What to work on :: Please output the records below in full, exactly as given, but without the images.

(Data about app and page elements)
* * * *
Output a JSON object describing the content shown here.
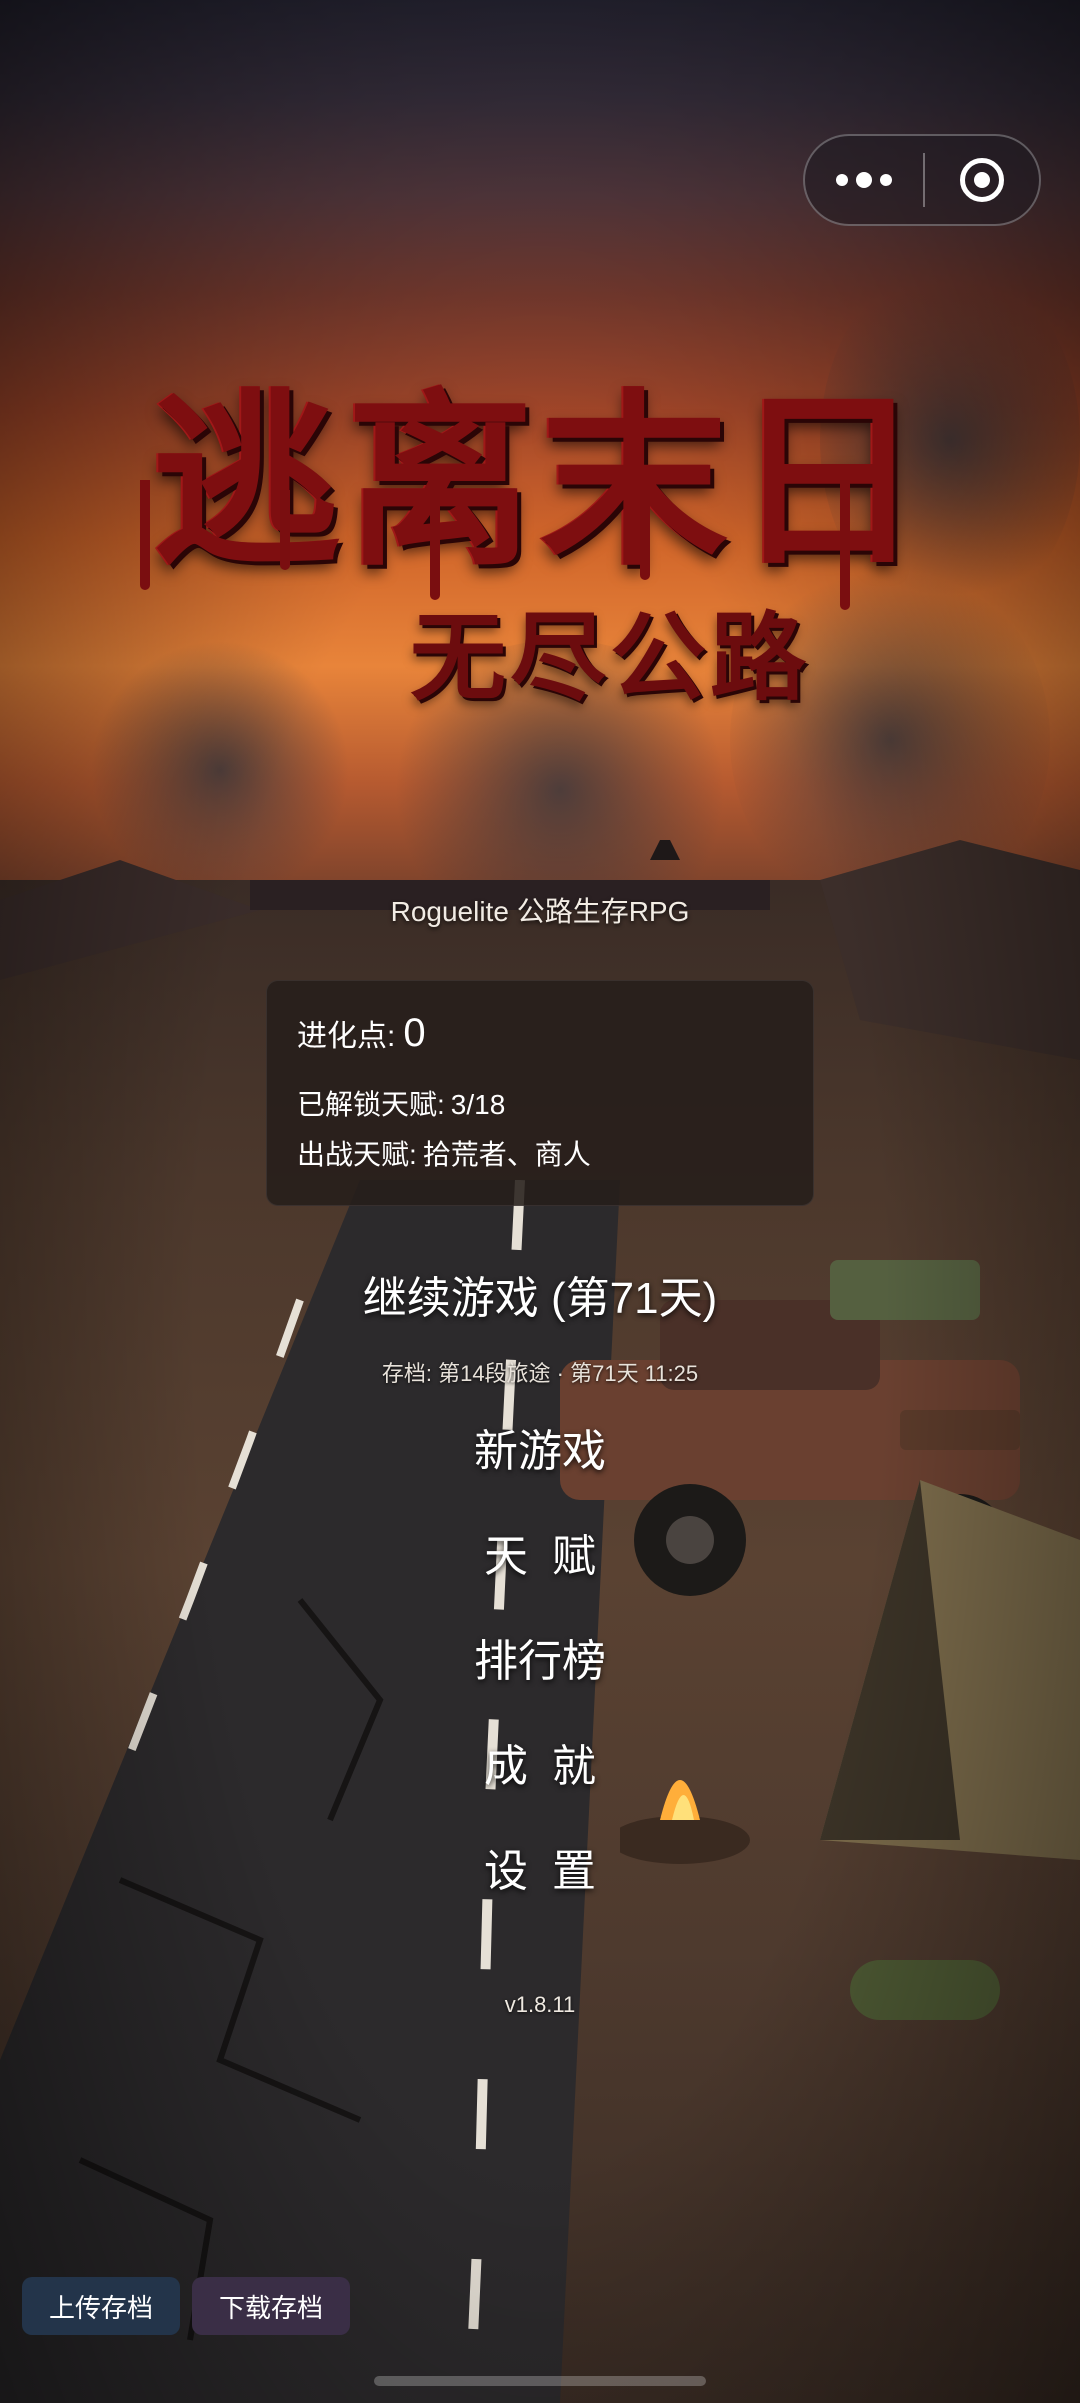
{
  "capsule": {
    "more_icon": "more-dots-icon",
    "close_icon": "target-circle-icon"
  },
  "title": {
    "main": "逃离末日",
    "sub": "无尽公路"
  },
  "subtitle": "Roguelite 公路生存RPG",
  "stats": {
    "evolution_label": "进化点:",
    "evolution_value": "0",
    "unlocked_label": "已解锁天赋:",
    "unlocked_value": "3/18",
    "active_label": "出战天赋:",
    "active_value": "拾荒者、商人"
  },
  "menu": {
    "continue": "继续游戏 (第71天)",
    "save_info": "存档: 第14段旅途 · 第71天 11:25",
    "new_game": "新游戏",
    "talent": "天赋",
    "leaderboard": "排行榜",
    "achievements": "成就",
    "settings": "设置"
  },
  "version": "v1.8.11",
  "buttons": {
    "upload": "上传存档",
    "download": "下载存档"
  },
  "colors": {
    "title_red": "#7e0e10",
    "panel_bg": "#261e1a",
    "upload_btn": "#23344a",
    "download_btn": "#3a2e46"
  }
}
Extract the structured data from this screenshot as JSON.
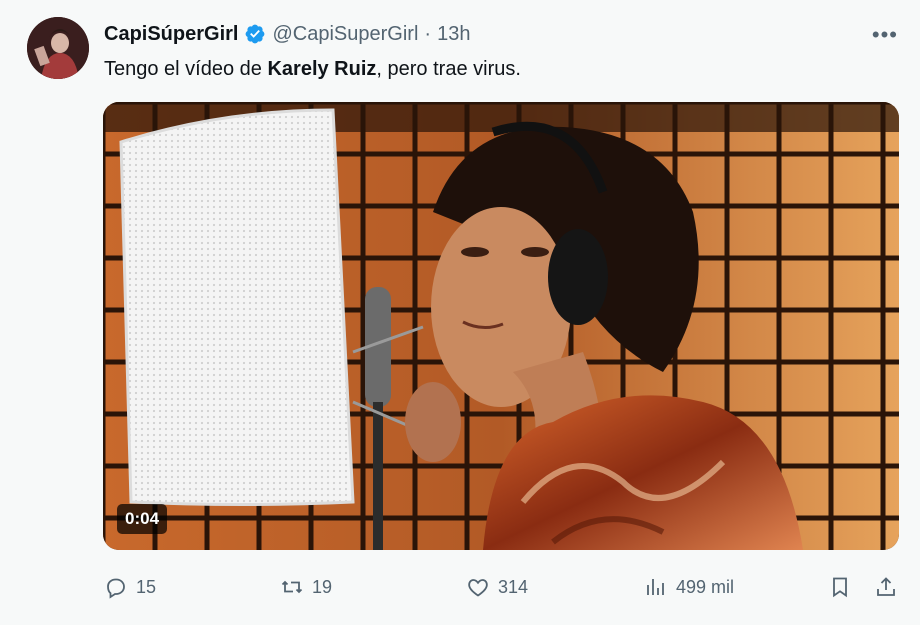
{
  "tweet": {
    "display_name": "CapiSúperGirl",
    "handle": "@CapiSuperGirl",
    "separator": "·",
    "time": "13h",
    "more_label": "•••",
    "text_before": "Tengo el vídeo de ",
    "text_bold": "Karely Ruiz",
    "text_after": ", pero trae virus.",
    "avatar_icon": "user-avatar",
    "verified_icon": "verified-badge-icon",
    "colors": {
      "verified": "#1d9bf0",
      "muted": "#536471",
      "text": "#0f1419"
    }
  },
  "media": {
    "type": "video",
    "duration": "0:04"
  },
  "actions": {
    "replies": {
      "icon": "reply-icon",
      "count": "15"
    },
    "retweets": {
      "icon": "retweet-icon",
      "count": "19"
    },
    "likes": {
      "icon": "heart-icon",
      "count": "314"
    },
    "views": {
      "icon": "views-icon",
      "count": "499 mil"
    },
    "bookmark": {
      "icon": "bookmark-icon"
    },
    "share": {
      "icon": "share-icon"
    }
  }
}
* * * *
Reply ::
Output a JSON object describing the content shown here.
{
  "capsule": {
    "more_icon": "more-dots-icon",
    "close_icon": "target-circle-icon"
  },
  "title": {
    "main": "逃离末日",
    "sub": "无尽公路"
  },
  "subtitle": "Roguelite 公路生存RPG",
  "stats": {
    "evolution_label": "进化点:",
    "evolution_value": "0",
    "unlocked_label": "已解锁天赋:",
    "unlocked_value": "3/18",
    "active_label": "出战天赋:",
    "active_value": "拾荒者、商人"
  },
  "menu": {
    "continue": "继续游戏 (第71天)",
    "save_info": "存档: 第14段旅途 · 第71天 11:25",
    "new_game": "新游戏",
    "talent": "天赋",
    "leaderboard": "排行榜",
    "achievements": "成就",
    "settings": "设置"
  },
  "version": "v1.8.11",
  "buttons": {
    "upload": "上传存档",
    "download": "下载存档"
  },
  "colors": {
    "title_red": "#7e0e10",
    "panel_bg": "#261e1a",
    "upload_btn": "#23344a",
    "download_btn": "#3a2e46"
  }
}
Extract the structured data from this screenshot as JSON.
{
  "tweet": {
    "display_name": "CapiSúperGirl",
    "handle": "@CapiSuperGirl",
    "separator": "·",
    "time": "13h",
    "more_label": "•••",
    "text_before": "Tengo el vídeo de ",
    "text_bold": "Karely Ruiz",
    "text_after": ", pero trae virus.",
    "avatar_icon": "user-avatar",
    "verified_icon": "verified-badge-icon",
    "colors": {
      "verified": "#1d9bf0",
      "muted": "#536471",
      "text": "#0f1419"
    }
  },
  "media": {
    "type": "video",
    "duration": "0:04"
  },
  "actions": {
    "replies": {
      "icon": "reply-icon",
      "count": "15"
    },
    "retweets": {
      "icon": "retweet-icon",
      "count": "19"
    },
    "likes": {
      "icon": "heart-icon",
      "count": "314"
    },
    "views": {
      "icon": "views-icon",
      "count": "499 mil"
    },
    "bookmark": {
      "icon": "bookmark-icon"
    },
    "share": {
      "icon": "share-icon"
    }
  }
}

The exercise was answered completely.